Moreover, the guidelines themselves were often totally disregarded. The policy states, for example, that the U.S. "prioritizes, as a matter of policy, the capture of terrorist suspects as a preferred option over lethal action" and that lethal action should be taken "only when capture of an individual is not feasible." But the Obama administration did nothing of the sort. Under George W. Bush, at least 780 terrorist suspects were captured and thrown into the U.S.-run gulag in Guantánamo. Haines' guidelines prohibited transfer to Guantánamo, so instead suspects were simply incinerated.
The guidelines required "near certainty that non-combatants will not be killed or injured," but this requirement was routinely violated, as documented by the Bureau of Investigative Journalism.
Haines' policy guidance also states that the U.S. would respect other states' sovereignty, only undertaking lethal action when other governments "cannot or will not" address a threat to the U.S. This, too, became simply empty words on paper. The U.S. barely even consulted with the governments in whose territory it was dropping bombs and, in the case of Pakistan, openly defied the government. In December 2013, the National Assembly of Pakistan unanimously approved a resolution against U.S. drone strikes in Pakistan, calling them a violation of "the charter of the United Nations, international laws and humanitarian norms." Pakistan's former Prime Minister Nawaz Sharif stated: "The use of drones is not only a continual violation of our territorial integrity but also detrimental to our resolve and efforts at eliminating terrorism from our country." But the U.S. ignored the pleas of Pakistan's elected government.

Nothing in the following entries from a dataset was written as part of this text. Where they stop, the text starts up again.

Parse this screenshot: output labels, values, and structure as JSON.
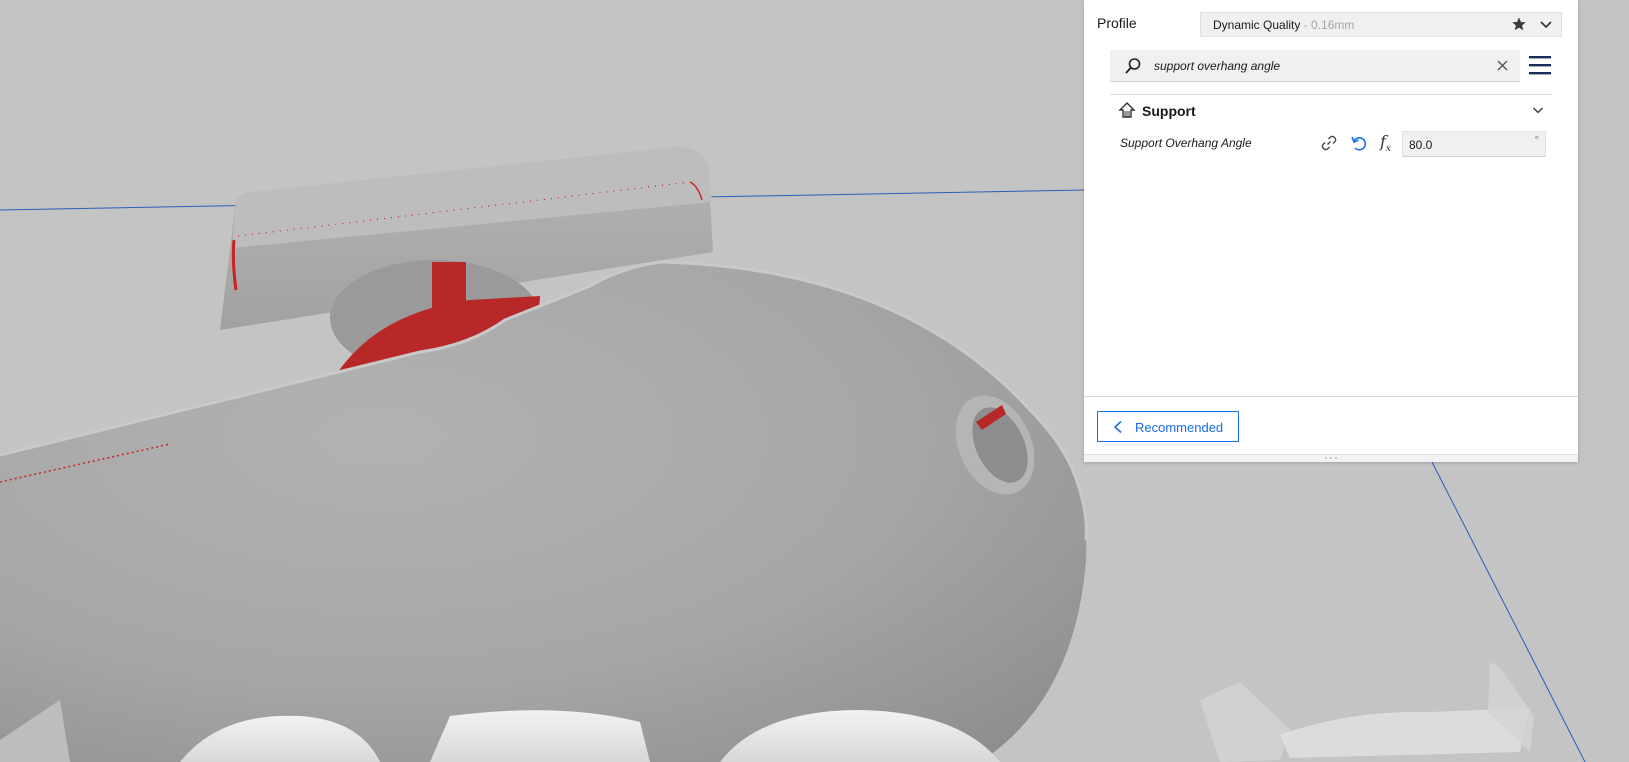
{
  "profile": {
    "label": "Profile",
    "name": "Dynamic Quality",
    "layer_height": " - 0.16mm",
    "favorite_icon": "star-icon",
    "dropdown_icon": "chevron-down-icon"
  },
  "search": {
    "value": "support overhang angle",
    "icon": "search-icon",
    "clear_icon": "close-icon"
  },
  "settings_menu_icon": "hamburger-menu-icon",
  "category": {
    "title": "Support",
    "icon": "support-icon",
    "expand_icon": "chevron-down-icon"
  },
  "setting": {
    "label": "Support Overhang Angle",
    "value": "80.0",
    "unit": "°",
    "icons": [
      "link-icon",
      "reset-icon",
      "function-icon"
    ]
  },
  "footer": {
    "recommended_label": "Recommended",
    "back_icon": "chevron-left-icon"
  },
  "colors": {
    "accent": "#196ef0",
    "overhang": "#b82828",
    "model": "#a9a9a9",
    "viewport_background": "#c4c4c4",
    "build_volume_line": "#2a5fb8"
  }
}
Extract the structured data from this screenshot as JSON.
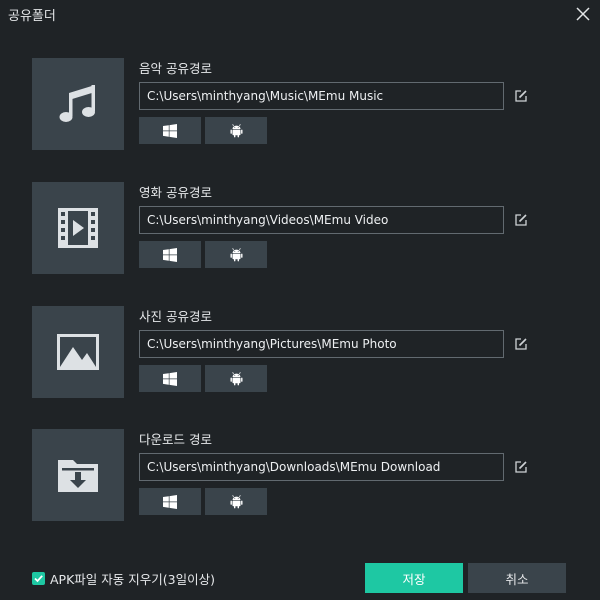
{
  "window": {
    "title": "공유폴더"
  },
  "sections": [
    {
      "id": "music",
      "label": "음악 공유경로",
      "path": "C:\\Users\\minthyang\\Music\\MEmu Music",
      "icon": "music-note-icon"
    },
    {
      "id": "video",
      "label": "영화 공유경로",
      "path": "C:\\Users\\minthyang\\Videos\\MEmu Video",
      "icon": "film-play-icon"
    },
    {
      "id": "photo",
      "label": "사진 공유경로",
      "path": "C:\\Users\\minthyang\\Pictures\\MEmu Photo",
      "icon": "landscape-image-icon"
    },
    {
      "id": "download",
      "label": "다운로드 경로",
      "path": "C:\\Users\\minthyang\\Downloads\\MEmu Download",
      "icon": "folder-download-icon"
    }
  ],
  "options": {
    "auto_delete_apk_label": "APK파일 자동 지우기(3일이상)",
    "auto_delete_apk_checked": true
  },
  "buttons": {
    "save": "저장",
    "cancel": "취소"
  },
  "colors": {
    "background": "#1f2326",
    "panel": "#3a444b",
    "accent": "#1ec8a3",
    "icon": "#dde1e4"
  }
}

The proliferation of drone killings under Obama, from Yemen to Somalia, also violated U.S. law, which gives Congress the sole authority to authorize military conflict. Obama's legal team, which included Haines, circumvented the law by insisting that these military interventions fell under the 2001 Authorization for the Use of Military Force (AUMF), the law Congress passed to target Afghanistan in the wake of the 9/11 attacks. This specious argument provided fodder for the out-of-control misuse of that 2001 AUMF which, according to the Congressional Research Service, has been relied on to justify U.S. military action at least 41 times in 19 countries.
In addition, the guidelines don't even require the CIA and other agencies participating in the drone program to notify the president — the commander in chief of all U.S. forces — as to who is to be killed in a drone strike, except when a targeted individual is a U.S. citizen or when the agencies in charge cannot agree on the target.
There are many other reasons to reject Haines. She advocates intensifying crippling economic sanctions on North Korea that undermine a negotiated peace, and "regime change" — hypothetically engineered by a U.S. ally — that could leave a collapsed North Korea vulnerable to terrorist theft of its nuclear material. She was a consultant at WestExec Advisors, a firm that exploits government connections to help companies secure plum Pentagon contracts. She was a consultant with Palantir, a data-mining company that facilitated Trump's mass deportations of immigrants.
But Haines' record on torture and drones, alone, should be enough for senators to reject her nomination. The unassuming spy — who got her start at the White House as a legal adviser in the Bush State Department in 2003, the year the U.S. invaded Iraq — might look and sound more like your favorite college professor than someone who enabled murder by remote control or wielded a thick black pen to cover up CIA torture. But a clear examination of her past should convince the Senate that Haines is unfit for high office in an administration that promises to restore transparency, integrity and respect for international law.